Although the video being there always, is convenient, it is not convenient however to scrub through tons of video to find a specific concept when you need to re-learn or reapply it later in another game or challenge. Having notes set out neatly in a notebook proved to be an easy quick reference tool, that was there whenever I needed a quick refresher or to remember a single detail regarding a particular set of code. I found, I could simply flick to the page needed with the right heading and quickly find what I needed. In lieu of this, I made sure I wrote out my notes in bullet points and little descriptions where needed. I also wrote out full pages of code together with a color coding system to tell me what I added and why certain things were there. I'll show an example below^^.
My color coding system was as follows:
Blue or black: for all code and what needed to be written
Green: to show what new additions to the code were made.
Red ( with arrows): to describe exactly why certain things were there and how bits of code worked.
Writing out entire pages of code and using the color system helped me to see important code and descriptions at a glance, helping the notes to be even more effective as a quick reference tool.
During the challenges, I wrote down my thought process and the things I did in order to solve each challenge. I would later compare this to and write down what Jon did to solve the same challenge. This once again gave me a quick reference tool with which to quickly compare the methods used and see where I might have gone wrong or see how the same problem could be solved in two different ways and which one was more efficient. Over all, taking notes and engaging with the course slowly and thoroughly, bore fruit for me in abundance, allowing me to learn so much more than I ever thought I could regarding something as seemingly complex as computers and coding.
Looking back at the completed games that I was able to create with the course is truly invigorating. It's incredibly uplifting to see what can be achieved so simply with the right guidance and to have your ideas come to life in the form of a working game! Here's a bit of the finished product^^

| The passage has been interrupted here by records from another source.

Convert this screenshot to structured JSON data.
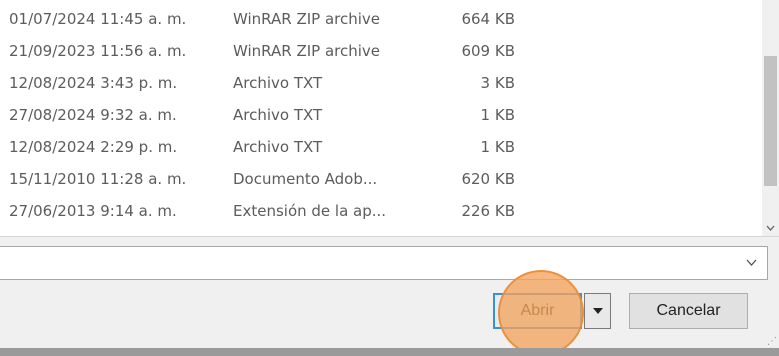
{
  "file_list": {
    "rows": [
      {
        "date": "01/07/2024 11:45 a. m.",
        "type": "WinRAR ZIP archive",
        "size": "664 KB"
      },
      {
        "date": "21/09/2023 11:56 a. m.",
        "type": "WinRAR ZIP archive",
        "size": "609 KB"
      },
      {
        "date": "12/08/2024 3:43 p. m.",
        "type": "Archivo TXT",
        "size": "3 KB"
      },
      {
        "date": "27/08/2024 9:32 a. m.",
        "type": "Archivo TXT",
        "size": "1 KB"
      },
      {
        "date": "12/08/2024 2:29 p. m.",
        "type": "Archivo TXT",
        "size": "1 KB"
      },
      {
        "date": "15/11/2010 11:28 a. m.",
        "type": "Documento Adob...",
        "size": "620 KB"
      },
      {
        "date": "27/06/2013 9:14 a. m.",
        "type": "Extensión de la ap...",
        "size": "226 KB"
      }
    ]
  },
  "filter_combo": {
    "value": "",
    "icon": "chevron-down-icon"
  },
  "buttons": {
    "open_label": "Abrir",
    "split_icon": "triangle-down-icon",
    "cancel_label": "Cancelar"
  },
  "colors": {
    "accent": "#3b8fd6",
    "click_highlight": "#f4a45c"
  }
}
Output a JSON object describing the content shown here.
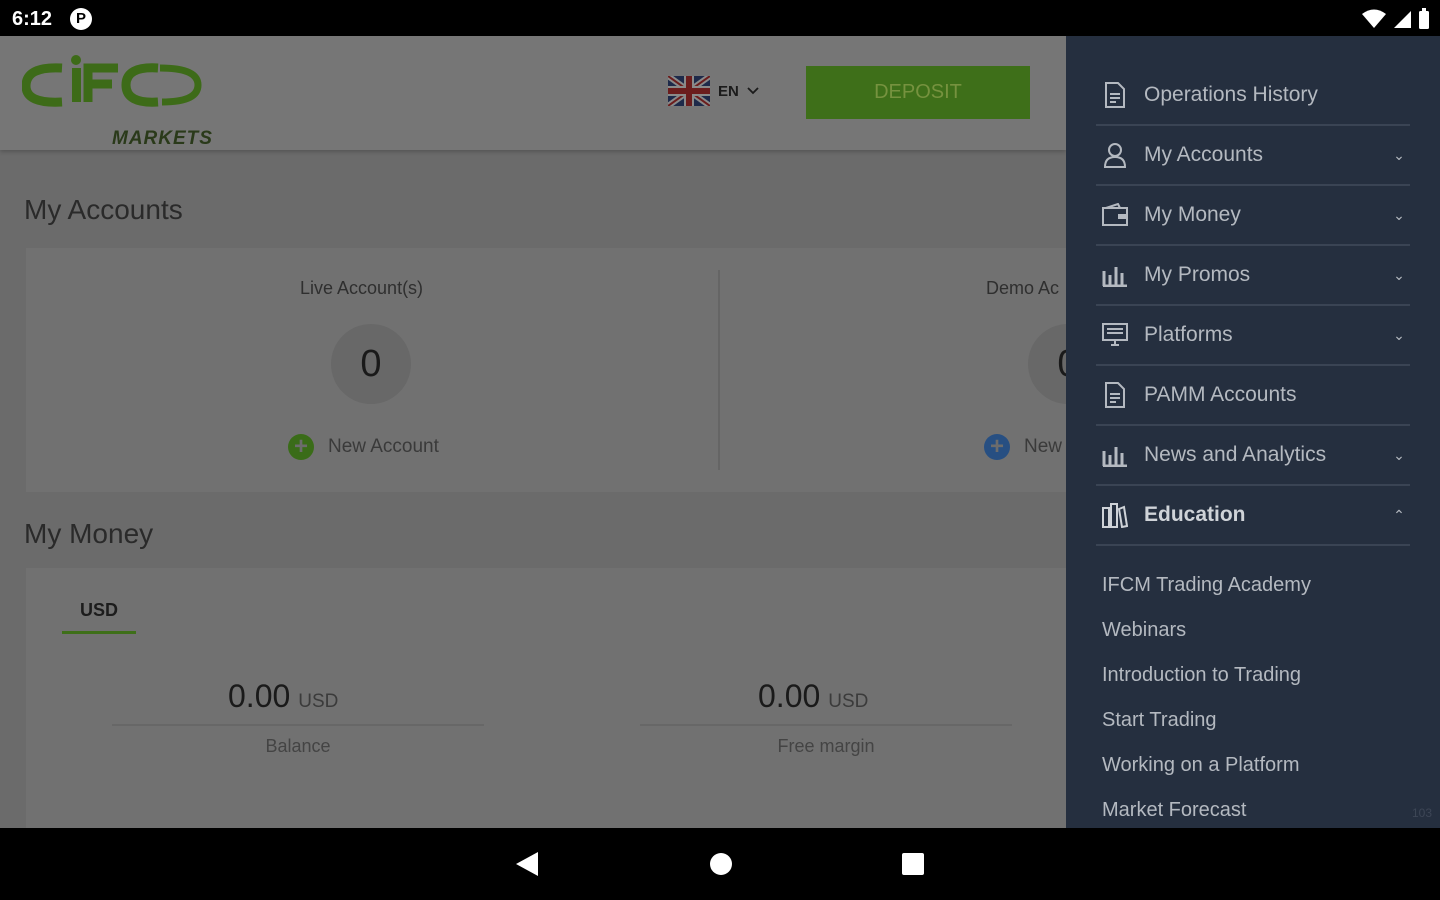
{
  "status_bar": {
    "time": "6:12",
    "notification_icon_letter": "P"
  },
  "header": {
    "logo_text": "IFC",
    "logo_subtext": "MARKETS",
    "language": "EN",
    "deposit_label": "DEPOSIT",
    "accent_color": "#3e6f19"
  },
  "my_accounts": {
    "title": "My Accounts",
    "live": {
      "label": "Live Account(s)",
      "count": "0",
      "new_label": "New Account"
    },
    "demo": {
      "label": "Demo Ac",
      "count": "0",
      "new_label": "New"
    }
  },
  "my_money": {
    "title": "My Money",
    "tab": "USD",
    "balance": {
      "value": "0.00",
      "unit": "USD",
      "label": "Balance"
    },
    "free_margin": {
      "value": "0.00",
      "unit": "USD",
      "label": "Free margin"
    }
  },
  "drawer": {
    "items": [
      {
        "label": "Operations History",
        "icon": "document-icon",
        "chevron": ""
      },
      {
        "label": "My Accounts",
        "icon": "user-icon",
        "chevron": "⌄"
      },
      {
        "label": "My Money",
        "icon": "wallet-icon",
        "chevron": "⌄"
      },
      {
        "label": "My Promos",
        "icon": "bar-chart-icon",
        "chevron": "⌄"
      },
      {
        "label": "Platforms",
        "icon": "monitor-icon",
        "chevron": "⌄"
      },
      {
        "label": "PAMM Accounts",
        "icon": "document-icon",
        "chevron": ""
      },
      {
        "label": "News and Analytics",
        "icon": "bar-chart-icon",
        "chevron": "⌄"
      },
      {
        "label": "Education",
        "icon": "books-icon",
        "chevron": "⌃"
      }
    ],
    "education_sub": [
      "IFCM Trading Academy",
      "Webinars",
      "Introduction to Trading",
      "Start Trading",
      "Working on a Platform",
      "Market Forecast"
    ],
    "corner_text": "103"
  }
}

The more I did of the course, the more confidence I gained. The more confidence I gained the more my dream to become an actual game developer, never seemed more real in my minds eye! Thanks to the course, I truly felt like I could do it! The course really is a treasure. It is a wonderful starting tool if you know nothing about coding at all and a true God-send for newbies like me. Lastly, it is a sterling display of Jon Weinberger's skill and mastery of C# and Unity and bears testament to his hard work and many years of experience. He is truly a master teacher.
I can now happily say that the course has given me enough skill to begin making my own personal game, which I am hoping to share with you all in DevLogs to come, once enough of the material is ready^^. I have also embarked on the journey of doing the 2nd course in the series, The Ultimate Guide to Cinematography with Unity, giving me the ability to make cutscenes, which I will need for my personal game to come!
So stay tuned for posts on the next course and the project to come!
Stay safe and keep coding!